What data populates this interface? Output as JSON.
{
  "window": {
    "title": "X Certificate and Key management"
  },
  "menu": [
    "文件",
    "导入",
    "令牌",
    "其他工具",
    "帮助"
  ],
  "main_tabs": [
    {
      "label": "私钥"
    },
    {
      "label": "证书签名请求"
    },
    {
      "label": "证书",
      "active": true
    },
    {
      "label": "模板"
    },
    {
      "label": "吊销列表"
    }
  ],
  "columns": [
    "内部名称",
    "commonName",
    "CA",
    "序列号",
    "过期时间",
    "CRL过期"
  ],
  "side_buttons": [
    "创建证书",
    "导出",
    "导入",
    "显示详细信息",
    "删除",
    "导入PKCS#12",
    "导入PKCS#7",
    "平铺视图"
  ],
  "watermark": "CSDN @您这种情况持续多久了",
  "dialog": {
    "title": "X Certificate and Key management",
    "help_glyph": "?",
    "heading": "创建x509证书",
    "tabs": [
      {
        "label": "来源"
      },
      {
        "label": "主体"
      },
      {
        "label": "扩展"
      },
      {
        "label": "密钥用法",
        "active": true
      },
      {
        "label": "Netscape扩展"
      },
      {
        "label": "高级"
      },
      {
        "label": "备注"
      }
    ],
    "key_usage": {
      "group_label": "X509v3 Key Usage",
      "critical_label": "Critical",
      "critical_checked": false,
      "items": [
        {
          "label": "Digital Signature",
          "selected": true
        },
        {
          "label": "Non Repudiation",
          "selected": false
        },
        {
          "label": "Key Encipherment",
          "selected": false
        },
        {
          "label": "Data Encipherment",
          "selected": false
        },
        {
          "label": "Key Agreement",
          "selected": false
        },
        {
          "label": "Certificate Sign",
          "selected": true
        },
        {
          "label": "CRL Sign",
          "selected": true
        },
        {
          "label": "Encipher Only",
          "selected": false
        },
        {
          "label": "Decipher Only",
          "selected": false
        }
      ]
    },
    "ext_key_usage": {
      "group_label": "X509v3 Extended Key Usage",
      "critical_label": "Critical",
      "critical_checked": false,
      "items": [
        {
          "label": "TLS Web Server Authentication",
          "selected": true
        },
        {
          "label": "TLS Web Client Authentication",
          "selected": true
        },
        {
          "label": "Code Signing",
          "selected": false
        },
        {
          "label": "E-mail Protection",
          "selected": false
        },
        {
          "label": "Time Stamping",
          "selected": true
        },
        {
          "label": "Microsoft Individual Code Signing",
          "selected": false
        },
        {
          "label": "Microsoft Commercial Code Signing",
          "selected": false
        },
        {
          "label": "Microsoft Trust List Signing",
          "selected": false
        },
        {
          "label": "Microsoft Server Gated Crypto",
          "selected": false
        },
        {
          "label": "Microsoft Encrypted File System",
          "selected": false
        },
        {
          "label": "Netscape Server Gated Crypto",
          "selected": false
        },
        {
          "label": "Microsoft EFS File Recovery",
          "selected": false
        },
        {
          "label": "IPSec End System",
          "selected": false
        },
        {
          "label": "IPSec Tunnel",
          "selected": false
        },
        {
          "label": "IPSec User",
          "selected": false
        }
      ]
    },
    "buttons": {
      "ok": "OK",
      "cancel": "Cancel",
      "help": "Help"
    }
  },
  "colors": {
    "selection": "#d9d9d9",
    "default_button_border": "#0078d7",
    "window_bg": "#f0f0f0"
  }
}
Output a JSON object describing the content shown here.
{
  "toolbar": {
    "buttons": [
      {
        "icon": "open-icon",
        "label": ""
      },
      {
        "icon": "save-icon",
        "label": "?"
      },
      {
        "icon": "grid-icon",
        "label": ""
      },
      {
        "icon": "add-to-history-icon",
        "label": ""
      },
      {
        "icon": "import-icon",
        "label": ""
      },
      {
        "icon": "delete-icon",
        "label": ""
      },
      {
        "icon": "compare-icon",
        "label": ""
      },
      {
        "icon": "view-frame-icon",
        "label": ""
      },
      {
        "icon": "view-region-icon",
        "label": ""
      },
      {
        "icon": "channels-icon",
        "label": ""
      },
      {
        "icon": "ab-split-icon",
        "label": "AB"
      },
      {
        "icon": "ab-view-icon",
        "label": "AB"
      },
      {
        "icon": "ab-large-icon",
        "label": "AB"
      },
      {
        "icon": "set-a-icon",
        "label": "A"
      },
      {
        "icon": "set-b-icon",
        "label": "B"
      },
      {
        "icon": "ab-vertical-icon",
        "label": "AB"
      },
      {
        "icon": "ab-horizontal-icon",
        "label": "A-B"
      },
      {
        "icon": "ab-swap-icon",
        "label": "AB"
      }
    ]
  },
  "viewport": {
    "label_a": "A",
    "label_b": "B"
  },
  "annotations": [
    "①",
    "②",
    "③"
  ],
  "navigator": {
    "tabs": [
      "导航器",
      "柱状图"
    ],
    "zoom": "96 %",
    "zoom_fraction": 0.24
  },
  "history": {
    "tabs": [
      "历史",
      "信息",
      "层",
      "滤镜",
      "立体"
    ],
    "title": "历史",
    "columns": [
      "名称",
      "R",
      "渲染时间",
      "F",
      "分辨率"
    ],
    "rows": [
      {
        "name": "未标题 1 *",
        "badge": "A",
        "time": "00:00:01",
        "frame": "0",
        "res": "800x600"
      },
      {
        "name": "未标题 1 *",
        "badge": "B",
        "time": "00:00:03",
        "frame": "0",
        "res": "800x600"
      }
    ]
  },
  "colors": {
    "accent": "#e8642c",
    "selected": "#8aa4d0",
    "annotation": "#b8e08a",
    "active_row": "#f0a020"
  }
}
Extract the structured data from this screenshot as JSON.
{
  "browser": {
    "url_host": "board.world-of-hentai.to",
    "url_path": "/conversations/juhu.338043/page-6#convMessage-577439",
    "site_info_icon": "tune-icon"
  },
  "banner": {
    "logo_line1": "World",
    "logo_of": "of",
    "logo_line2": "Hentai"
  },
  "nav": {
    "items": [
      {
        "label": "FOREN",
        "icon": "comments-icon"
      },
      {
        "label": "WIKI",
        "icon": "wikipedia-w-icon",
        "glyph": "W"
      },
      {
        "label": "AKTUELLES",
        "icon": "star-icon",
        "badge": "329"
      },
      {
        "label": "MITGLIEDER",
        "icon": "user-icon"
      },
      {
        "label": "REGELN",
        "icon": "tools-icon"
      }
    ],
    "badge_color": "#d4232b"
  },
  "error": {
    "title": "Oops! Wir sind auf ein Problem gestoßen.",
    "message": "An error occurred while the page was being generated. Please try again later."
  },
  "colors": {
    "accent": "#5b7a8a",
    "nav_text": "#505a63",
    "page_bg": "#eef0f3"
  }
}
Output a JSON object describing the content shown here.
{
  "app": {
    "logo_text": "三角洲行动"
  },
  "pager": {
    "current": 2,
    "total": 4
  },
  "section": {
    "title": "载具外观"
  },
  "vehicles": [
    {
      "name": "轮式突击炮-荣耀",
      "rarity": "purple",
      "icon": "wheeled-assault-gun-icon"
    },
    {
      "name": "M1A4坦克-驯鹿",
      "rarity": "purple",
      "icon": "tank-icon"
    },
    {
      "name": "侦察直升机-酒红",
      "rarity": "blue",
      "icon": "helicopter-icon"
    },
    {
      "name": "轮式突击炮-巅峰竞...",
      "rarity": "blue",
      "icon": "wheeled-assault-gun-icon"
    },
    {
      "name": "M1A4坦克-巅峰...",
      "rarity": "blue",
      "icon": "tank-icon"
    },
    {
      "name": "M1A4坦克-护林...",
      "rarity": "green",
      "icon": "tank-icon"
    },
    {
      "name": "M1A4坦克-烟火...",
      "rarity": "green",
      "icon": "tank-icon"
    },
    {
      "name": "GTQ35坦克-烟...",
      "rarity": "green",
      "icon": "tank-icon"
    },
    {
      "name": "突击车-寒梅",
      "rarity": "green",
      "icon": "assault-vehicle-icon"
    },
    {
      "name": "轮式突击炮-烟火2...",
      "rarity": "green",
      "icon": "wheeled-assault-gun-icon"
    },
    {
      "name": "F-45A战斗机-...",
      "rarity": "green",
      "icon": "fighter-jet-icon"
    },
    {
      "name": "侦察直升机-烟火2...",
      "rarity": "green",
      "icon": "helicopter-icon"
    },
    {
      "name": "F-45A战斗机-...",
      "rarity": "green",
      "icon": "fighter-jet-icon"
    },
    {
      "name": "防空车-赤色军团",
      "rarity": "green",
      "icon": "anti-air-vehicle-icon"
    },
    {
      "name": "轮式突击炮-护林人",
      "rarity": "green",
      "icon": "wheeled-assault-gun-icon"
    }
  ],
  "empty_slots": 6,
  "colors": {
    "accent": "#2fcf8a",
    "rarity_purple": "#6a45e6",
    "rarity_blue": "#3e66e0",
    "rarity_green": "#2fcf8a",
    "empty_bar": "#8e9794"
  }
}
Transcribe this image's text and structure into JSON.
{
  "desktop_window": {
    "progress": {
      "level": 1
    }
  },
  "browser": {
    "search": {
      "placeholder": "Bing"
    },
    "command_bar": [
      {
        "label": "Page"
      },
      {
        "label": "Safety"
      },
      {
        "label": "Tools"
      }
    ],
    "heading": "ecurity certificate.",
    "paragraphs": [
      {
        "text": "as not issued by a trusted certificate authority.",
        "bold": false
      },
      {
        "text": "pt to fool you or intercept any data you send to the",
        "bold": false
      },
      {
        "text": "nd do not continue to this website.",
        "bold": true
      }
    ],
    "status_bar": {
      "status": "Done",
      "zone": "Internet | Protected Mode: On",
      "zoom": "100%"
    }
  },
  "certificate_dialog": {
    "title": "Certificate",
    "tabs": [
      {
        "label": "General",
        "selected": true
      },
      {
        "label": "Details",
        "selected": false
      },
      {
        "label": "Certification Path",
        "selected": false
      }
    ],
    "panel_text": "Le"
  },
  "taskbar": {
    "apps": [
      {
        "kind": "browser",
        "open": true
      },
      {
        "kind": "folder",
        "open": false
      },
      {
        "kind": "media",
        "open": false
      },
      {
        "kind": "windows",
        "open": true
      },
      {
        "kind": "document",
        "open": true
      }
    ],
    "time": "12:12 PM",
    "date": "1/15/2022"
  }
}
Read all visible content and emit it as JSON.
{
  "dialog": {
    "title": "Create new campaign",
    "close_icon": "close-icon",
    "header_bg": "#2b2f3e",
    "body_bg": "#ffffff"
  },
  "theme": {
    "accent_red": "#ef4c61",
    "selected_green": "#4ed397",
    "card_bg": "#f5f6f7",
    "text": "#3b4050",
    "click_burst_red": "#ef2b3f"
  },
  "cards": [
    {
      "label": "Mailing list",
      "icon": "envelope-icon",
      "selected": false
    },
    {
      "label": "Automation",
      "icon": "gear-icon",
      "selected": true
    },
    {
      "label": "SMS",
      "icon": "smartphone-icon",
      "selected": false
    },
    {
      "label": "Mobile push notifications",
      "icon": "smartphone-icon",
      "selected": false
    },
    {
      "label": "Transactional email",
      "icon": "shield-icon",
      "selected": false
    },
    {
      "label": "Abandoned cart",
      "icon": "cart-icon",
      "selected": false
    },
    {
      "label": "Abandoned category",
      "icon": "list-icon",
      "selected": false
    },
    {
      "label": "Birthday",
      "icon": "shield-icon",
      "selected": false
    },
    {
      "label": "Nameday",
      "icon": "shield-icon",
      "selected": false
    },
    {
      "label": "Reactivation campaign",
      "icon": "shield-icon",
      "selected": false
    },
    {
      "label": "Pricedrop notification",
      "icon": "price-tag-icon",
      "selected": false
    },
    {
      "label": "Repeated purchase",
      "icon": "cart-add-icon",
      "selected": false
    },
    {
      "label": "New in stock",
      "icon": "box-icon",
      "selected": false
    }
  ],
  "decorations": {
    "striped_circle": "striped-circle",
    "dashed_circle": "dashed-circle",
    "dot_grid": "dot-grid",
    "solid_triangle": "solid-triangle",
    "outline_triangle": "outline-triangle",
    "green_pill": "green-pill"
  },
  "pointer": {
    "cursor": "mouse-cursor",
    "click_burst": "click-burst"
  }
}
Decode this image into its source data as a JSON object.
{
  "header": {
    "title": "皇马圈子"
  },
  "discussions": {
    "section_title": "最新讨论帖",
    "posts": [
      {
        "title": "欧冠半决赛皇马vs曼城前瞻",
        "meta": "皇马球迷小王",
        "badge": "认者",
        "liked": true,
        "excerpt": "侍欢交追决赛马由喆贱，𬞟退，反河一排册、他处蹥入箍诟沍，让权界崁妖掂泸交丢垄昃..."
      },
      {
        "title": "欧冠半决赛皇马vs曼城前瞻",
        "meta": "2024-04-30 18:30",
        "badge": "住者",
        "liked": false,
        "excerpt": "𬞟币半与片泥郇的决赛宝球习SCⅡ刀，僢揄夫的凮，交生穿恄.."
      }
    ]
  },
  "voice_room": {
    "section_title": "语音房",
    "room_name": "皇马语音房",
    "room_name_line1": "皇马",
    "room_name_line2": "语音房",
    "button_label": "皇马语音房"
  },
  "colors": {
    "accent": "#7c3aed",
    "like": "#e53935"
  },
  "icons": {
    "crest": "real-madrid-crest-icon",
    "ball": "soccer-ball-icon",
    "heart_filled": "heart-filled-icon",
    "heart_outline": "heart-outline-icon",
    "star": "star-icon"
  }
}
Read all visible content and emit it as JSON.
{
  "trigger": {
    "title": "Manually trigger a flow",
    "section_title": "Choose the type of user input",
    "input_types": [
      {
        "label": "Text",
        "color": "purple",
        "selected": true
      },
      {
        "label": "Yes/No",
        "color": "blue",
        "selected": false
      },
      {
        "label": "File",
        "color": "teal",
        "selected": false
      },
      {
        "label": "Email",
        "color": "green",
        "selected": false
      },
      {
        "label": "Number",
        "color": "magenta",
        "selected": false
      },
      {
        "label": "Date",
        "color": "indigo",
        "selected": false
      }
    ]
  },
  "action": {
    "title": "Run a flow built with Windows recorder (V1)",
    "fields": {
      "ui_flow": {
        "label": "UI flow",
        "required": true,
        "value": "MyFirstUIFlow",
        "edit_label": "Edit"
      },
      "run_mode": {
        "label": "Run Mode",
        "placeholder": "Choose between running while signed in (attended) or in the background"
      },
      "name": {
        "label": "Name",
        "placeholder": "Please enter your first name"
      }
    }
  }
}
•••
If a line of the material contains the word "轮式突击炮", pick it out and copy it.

> _Expected output_
      "name": "轮式突击炮-荣耀",
      "name": "轮式突击炮-巅峰竞...",
      "name": "轮式突击炮-烟火2...",
      "name": "轮式突击炮-护林人",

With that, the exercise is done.